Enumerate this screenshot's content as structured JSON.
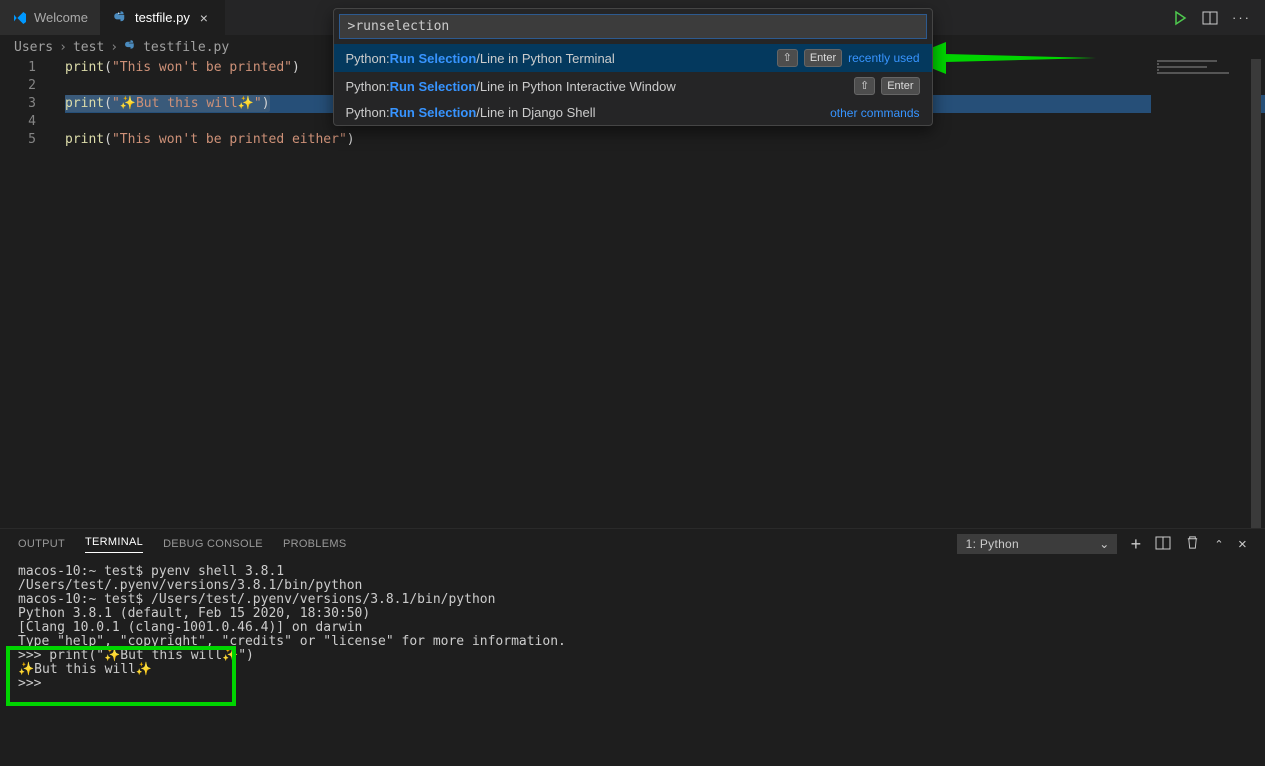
{
  "tabs": [
    {
      "label": "Welcome",
      "icon": "vscode"
    },
    {
      "label": "testfile.py",
      "icon": "python",
      "active": true
    }
  ],
  "breadcrumb": {
    "parts": [
      "Users",
      "test",
      "testfile.py"
    ]
  },
  "editor": {
    "lines": [
      {
        "n": "1",
        "fn": "print",
        "open": "(",
        "str": "\"This won't be printed\"",
        "close": ")",
        "selected": false
      },
      {
        "n": "2",
        "fn": "",
        "open": "",
        "str": "",
        "close": "",
        "selected": false
      },
      {
        "n": "3",
        "fn": "print",
        "open": "(",
        "str": "\"✨But this will✨\"",
        "close": ")",
        "selected": true
      },
      {
        "n": "4",
        "fn": "",
        "open": "",
        "str": "",
        "close": "",
        "selected": false
      },
      {
        "n": "5",
        "fn": "print",
        "open": "(",
        "str": "\"This won't be printed either\"",
        "close": ")",
        "selected": false
      }
    ]
  },
  "palette": {
    "input": ">runselection",
    "rows": [
      {
        "prefix": "Python: ",
        "hl": "Run Selection",
        "suffix": "/Line in Python Terminal",
        "keys": [
          "⇧",
          "Enter"
        ],
        "hint": "recently used",
        "selected": true
      },
      {
        "prefix": "Python: ",
        "hl": "Run Selection",
        "suffix": "/Line in Python Interactive Window",
        "keys": [
          "⇧",
          "Enter"
        ],
        "hint": "",
        "selected": false
      },
      {
        "prefix": "Python: ",
        "hl": "Run Selection",
        "suffix": "/Line in Django Shell",
        "keys": [],
        "hint": "other commands",
        "selected": false
      }
    ]
  },
  "panel": {
    "tabs": [
      "OUTPUT",
      "TERMINAL",
      "DEBUG CONSOLE",
      "PROBLEMS"
    ],
    "activeTab": "TERMINAL",
    "terminalSelect": "1: Python",
    "lines": [
      "macos-10:~ test$ pyenv shell 3.8.1",
      "/Users/test/.pyenv/versions/3.8.1/bin/python",
      "macos-10:~ test$ /Users/test/.pyenv/versions/3.8.1/bin/python",
      "Python 3.8.1 (default, Feb 15 2020, 18:30:50)",
      "[Clang 10.0.1 (clang-1001.0.46.4)] on darwin",
      "Type \"help\", \"copyright\", \"credits\" or \"license\" for more information.",
      ">>> print(\"✨But this will✨\")",
      "✨But this will✨",
      ">>>"
    ]
  }
}
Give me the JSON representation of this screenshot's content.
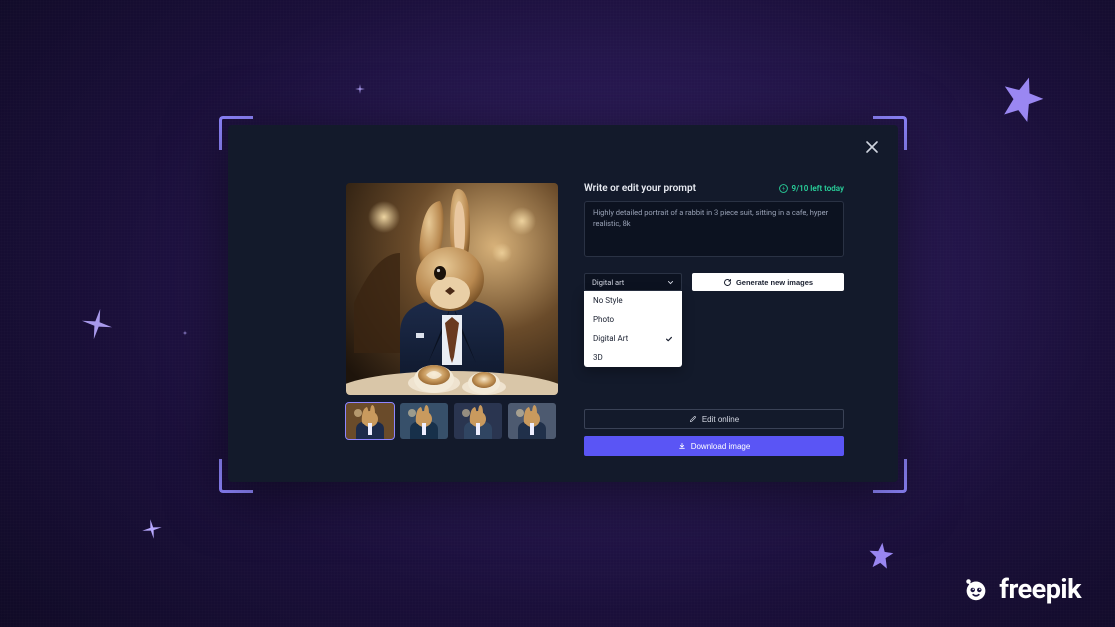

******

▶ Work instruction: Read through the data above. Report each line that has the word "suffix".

▶ The answer:
        "suffix": "/Line in Python Terminal",
        "suffix": "/Line in Python Interactive Window",
        "suffix": "/Line in Django Shell",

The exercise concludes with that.